The Relationship of Hospice and Palliative Care
Palliative care is for anyone with a serious illness and provides additional support to the patient and family. In the early stages of a serious disease, a person may work with a palliative care team to promote access to disease-related specialists, develop a life care plan, and receive emotional and psychological support. A patient can obtain palliative care at any age and at any stage of a serious illness. Palliative care is not dependent on prognosis and can be provided along with curative treatment. Such patients would not qualify for hospice services.
In the later stages of disease, when death is likely within 6 months and the patient is no longer seeking curative measures, the palliative care team can facilitate a smooth transition to a hospice program.
The Hospice Team
Hospice care is provided by an interdisciplinary team (IDT).1 The core team, as defined by the Medicare Hospice Benefit (MHB),1 includes physicians, nurses, social workers, and bereavement counselors. These team members are required to provide care for every patient. The broader team includes providers of therapy services (eg, physical therapy, occupational therapy, and speech therapy), home health aides, chaplains, volunteers, dieticians, and pharmacists, as well as others involved in customizing appropriate care for each individual. Each hospice agency has its own approach, providing unique blends of care.
The Palliative Care Team

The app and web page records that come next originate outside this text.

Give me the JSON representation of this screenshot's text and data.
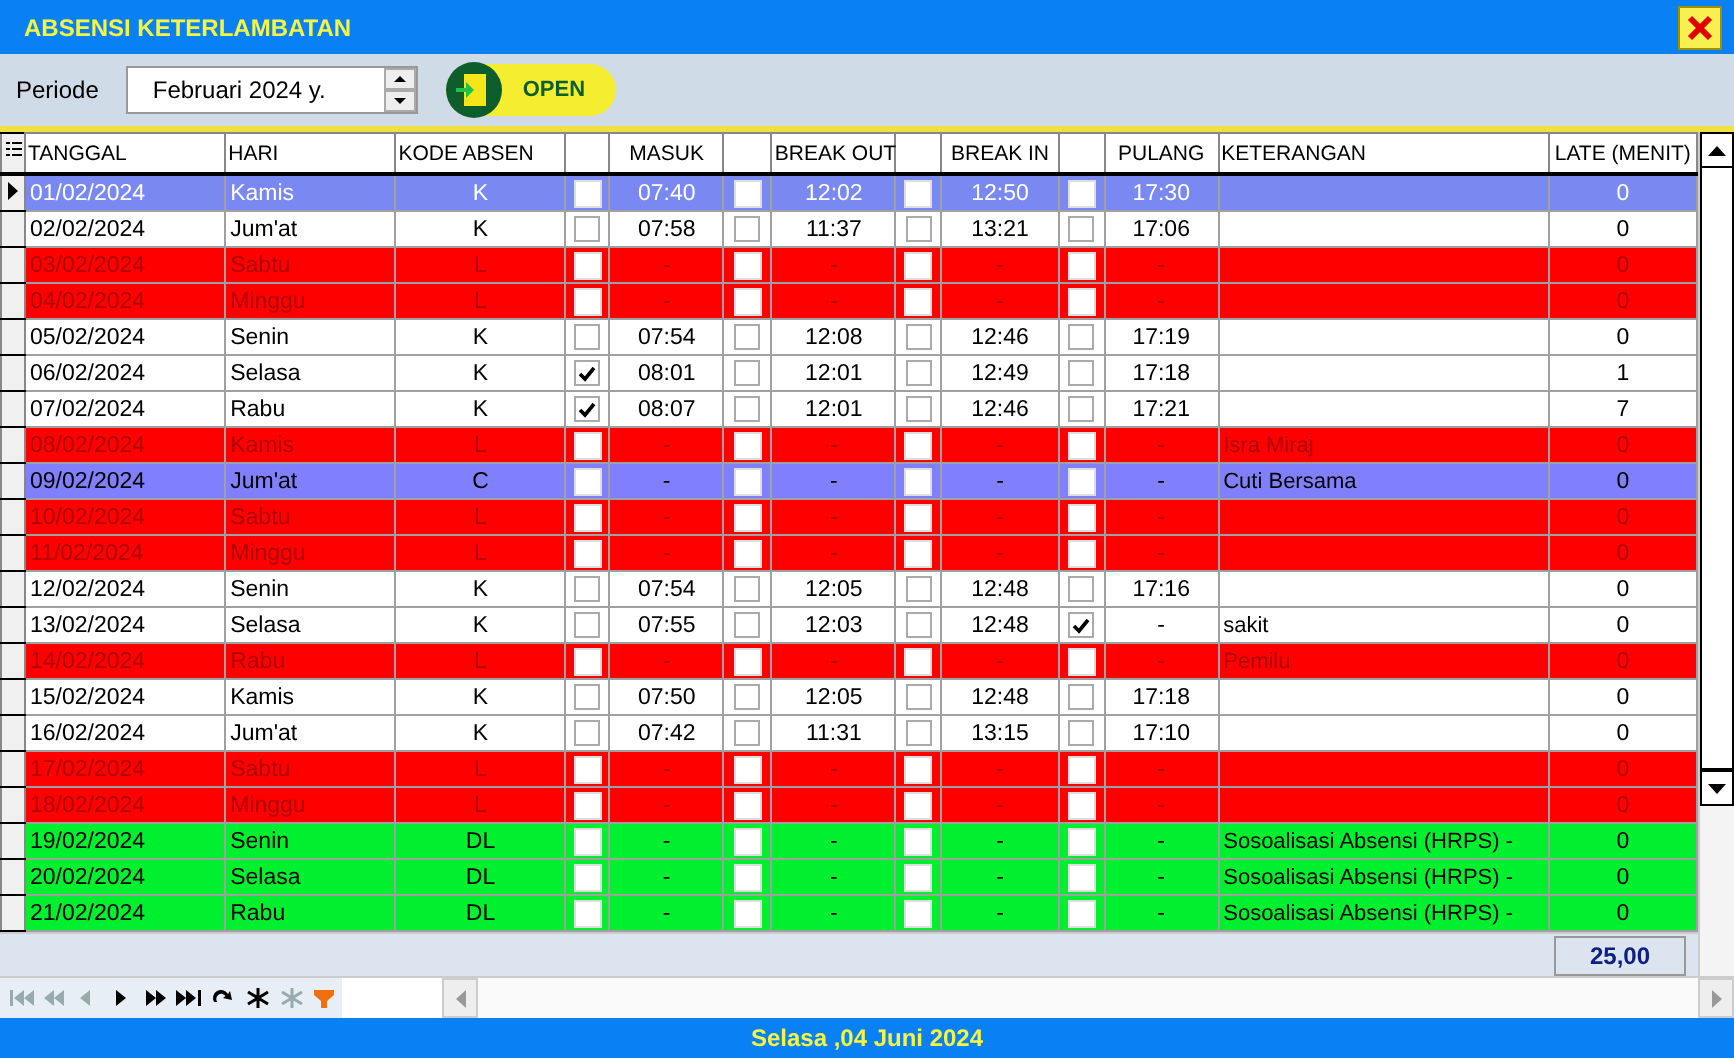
{
  "window": {
    "title": "ABSENSI KETERLAMBATAN"
  },
  "toolbar": {
    "label": "Periode",
    "period": "Februari 2024 y.",
    "open_button": "OPEN"
  },
  "table": {
    "columns": [
      "TANGGAL",
      "HARI",
      "KODE ABSEN",
      "",
      "MASUK",
      "",
      "BREAK OUT",
      "",
      "BREAK IN",
      "",
      "PULANG",
      "KETERANGAN",
      "LATE (MENIT)"
    ],
    "rows": [
      {
        "kind": "work",
        "selected": true,
        "date": "01/02/2024",
        "day": "Kamis",
        "code": "K",
        "checks": [
          false,
          false,
          false,
          false
        ],
        "masuk": "07:40",
        "break_out": "12:02",
        "break_in": "12:50",
        "pulang": "17:30",
        "note": "",
        "late": "0"
      },
      {
        "kind": "work",
        "selected": false,
        "date": "02/02/2024",
        "day": "Jum'at",
        "code": "K",
        "checks": [
          false,
          false,
          false,
          false
        ],
        "masuk": "07:58",
        "break_out": "11:37",
        "break_in": "13:21",
        "pulang": "17:06",
        "note": "",
        "late": "0"
      },
      {
        "kind": "holiday",
        "selected": false,
        "date": "03/02/2024",
        "day": "Sabtu",
        "code": "L",
        "checks": [
          false,
          false,
          false,
          false
        ],
        "masuk": "-",
        "break_out": "-",
        "break_in": "-",
        "pulang": "-",
        "note": "",
        "late": "0"
      },
      {
        "kind": "holiday",
        "selected": false,
        "date": "04/02/2024",
        "day": "Minggu",
        "code": "L",
        "checks": [
          false,
          false,
          false,
          false
        ],
        "masuk": "-",
        "break_out": "-",
        "break_in": "-",
        "pulang": "-",
        "note": "",
        "late": "0"
      },
      {
        "kind": "work",
        "selected": false,
        "date": "05/02/2024",
        "day": "Senin",
        "code": "K",
        "checks": [
          false,
          false,
          false,
          false
        ],
        "masuk": "07:54",
        "break_out": "12:08",
        "break_in": "12:46",
        "pulang": "17:19",
        "note": "",
        "late": "0"
      },
      {
        "kind": "work",
        "selected": false,
        "date": "06/02/2024",
        "day": "Selasa",
        "code": "K",
        "checks": [
          true,
          false,
          false,
          false
        ],
        "masuk": "08:01",
        "break_out": "12:01",
        "break_in": "12:49",
        "pulang": "17:18",
        "note": "",
        "late": "1"
      },
      {
        "kind": "work",
        "selected": false,
        "date": "07/02/2024",
        "day": "Rabu",
        "code": "K",
        "checks": [
          true,
          false,
          false,
          false
        ],
        "masuk": "08:07",
        "break_out": "12:01",
        "break_in": "12:46",
        "pulang": "17:21",
        "note": "",
        "late": "7"
      },
      {
        "kind": "holiday",
        "selected": false,
        "date": "08/02/2024",
        "day": "Kamis",
        "code": "L",
        "checks": [
          false,
          false,
          false,
          false
        ],
        "masuk": "-",
        "break_out": "-",
        "break_in": "-",
        "pulang": "-",
        "note": "Isra Miraj",
        "late": "0"
      },
      {
        "kind": "leave",
        "selected": false,
        "date": "09/02/2024",
        "day": "Jum'at",
        "code": "C",
        "checks": [
          false,
          false,
          false,
          false
        ],
        "masuk": "-",
        "break_out": "-",
        "break_in": "-",
        "pulang": "-",
        "note": "Cuti Bersama",
        "late": "0"
      },
      {
        "kind": "holiday",
        "selected": false,
        "date": "10/02/2024",
        "day": "Sabtu",
        "code": "L",
        "checks": [
          false,
          false,
          false,
          false
        ],
        "masuk": "-",
        "break_out": "-",
        "break_in": "-",
        "pulang": "-",
        "note": "",
        "late": "0"
      },
      {
        "kind": "holiday",
        "selected": false,
        "date": "11/02/2024",
        "day": "Minggu",
        "code": "L",
        "checks": [
          false,
          false,
          false,
          false
        ],
        "masuk": "-",
        "break_out": "-",
        "break_in": "-",
        "pulang": "-",
        "note": "",
        "late": "0"
      },
      {
        "kind": "work",
        "selected": false,
        "date": "12/02/2024",
        "day": "Senin",
        "code": "K",
        "checks": [
          false,
          false,
          false,
          false
        ],
        "masuk": "07:54",
        "break_out": "12:05",
        "break_in": "12:48",
        "pulang": "17:16",
        "note": "",
        "late": "0"
      },
      {
        "kind": "work",
        "selected": false,
        "date": "13/02/2024",
        "day": "Selasa",
        "code": "K",
        "checks": [
          false,
          false,
          false,
          true
        ],
        "masuk": "07:55",
        "break_out": "12:03",
        "break_in": "12:48",
        "pulang": "-",
        "note": "sakit",
        "late": "0"
      },
      {
        "kind": "holiday",
        "selected": false,
        "date": "14/02/2024",
        "day": "Rabu",
        "code": "L",
        "checks": [
          false,
          false,
          false,
          false
        ],
        "masuk": "-",
        "break_out": "-",
        "break_in": "-",
        "pulang": "-",
        "note": "Pemilu",
        "late": "0"
      },
      {
        "kind": "work",
        "selected": false,
        "date": "15/02/2024",
        "day": "Kamis",
        "code": "K",
        "checks": [
          false,
          false,
          false,
          false
        ],
        "masuk": "07:50",
        "break_out": "12:05",
        "break_in": "12:48",
        "pulang": "17:18",
        "note": "",
        "late": "0"
      },
      {
        "kind": "work",
        "selected": false,
        "date": "16/02/2024",
        "day": "Jum'at",
        "code": "K",
        "checks": [
          false,
          false,
          false,
          false
        ],
        "masuk": "07:42",
        "break_out": "11:31",
        "break_in": "13:15",
        "pulang": "17:10",
        "note": "",
        "late": "0"
      },
      {
        "kind": "holiday",
        "selected": false,
        "date": "17/02/2024",
        "day": "Sabtu",
        "code": "L",
        "checks": [
          false,
          false,
          false,
          false
        ],
        "masuk": "-",
        "break_out": "-",
        "break_in": "-",
        "pulang": "-",
        "note": "",
        "late": "0"
      },
      {
        "kind": "holiday",
        "selected": false,
        "date": "18/02/2024",
        "day": "Minggu",
        "code": "L",
        "checks": [
          false,
          false,
          false,
          false
        ],
        "masuk": "-",
        "break_out": "-",
        "break_in": "-",
        "pulang": "-",
        "note": "",
        "late": "0"
      },
      {
        "kind": "duty",
        "selected": false,
        "date": "19/02/2024",
        "day": "Senin",
        "code": "DL",
        "checks": [
          false,
          false,
          false,
          false
        ],
        "masuk": "-",
        "break_out": "-",
        "break_in": "-",
        "pulang": "-",
        "note": "Sosoalisasi Absensi (HRPS) -",
        "late": "0"
      },
      {
        "kind": "duty",
        "selected": false,
        "date": "20/02/2024",
        "day": "Selasa",
        "code": "DL",
        "checks": [
          false,
          false,
          false,
          false
        ],
        "masuk": "-",
        "break_out": "-",
        "break_in": "-",
        "pulang": "-",
        "note": "Sosoalisasi Absensi (HRPS) -",
        "late": "0"
      },
      {
        "kind": "duty",
        "selected": false,
        "date": "21/02/2024",
        "day": "Rabu",
        "code": "DL",
        "checks": [
          false,
          false,
          false,
          false
        ],
        "masuk": "-",
        "break_out": "-",
        "break_in": "-",
        "pulang": "-",
        "note": "Sosoalisasi Absensi (HRPS) -",
        "late": "0"
      }
    ],
    "total_late": "25,00"
  },
  "navigator": [
    {
      "kind": "first",
      "disabled": true
    },
    {
      "kind": "prior-page",
      "disabled": true
    },
    {
      "kind": "prior",
      "disabled": true
    },
    {
      "kind": "next",
      "disabled": false
    },
    {
      "kind": "next-page",
      "disabled": false
    },
    {
      "kind": "last",
      "disabled": false
    },
    {
      "kind": "refresh",
      "disabled": false
    },
    {
      "kind": "insert",
      "disabled": false
    },
    {
      "kind": "cancel",
      "disabled": true
    },
    {
      "kind": "filter",
      "disabled": false
    }
  ],
  "status_bar": "Selasa ,04 Juni 2024"
}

The members of a Palliative Care Team may be similar to the Hospice team but the focus is not necessarily on the process of dying. Physicians, nurses, social workers, physical therapy, occupational therapy, speech therapy, home health aides, dieticians, and pharmacists are likely to again be part of the team in addition to chaplains and volunteers but their role may not be utilized or as active all depending on individual need.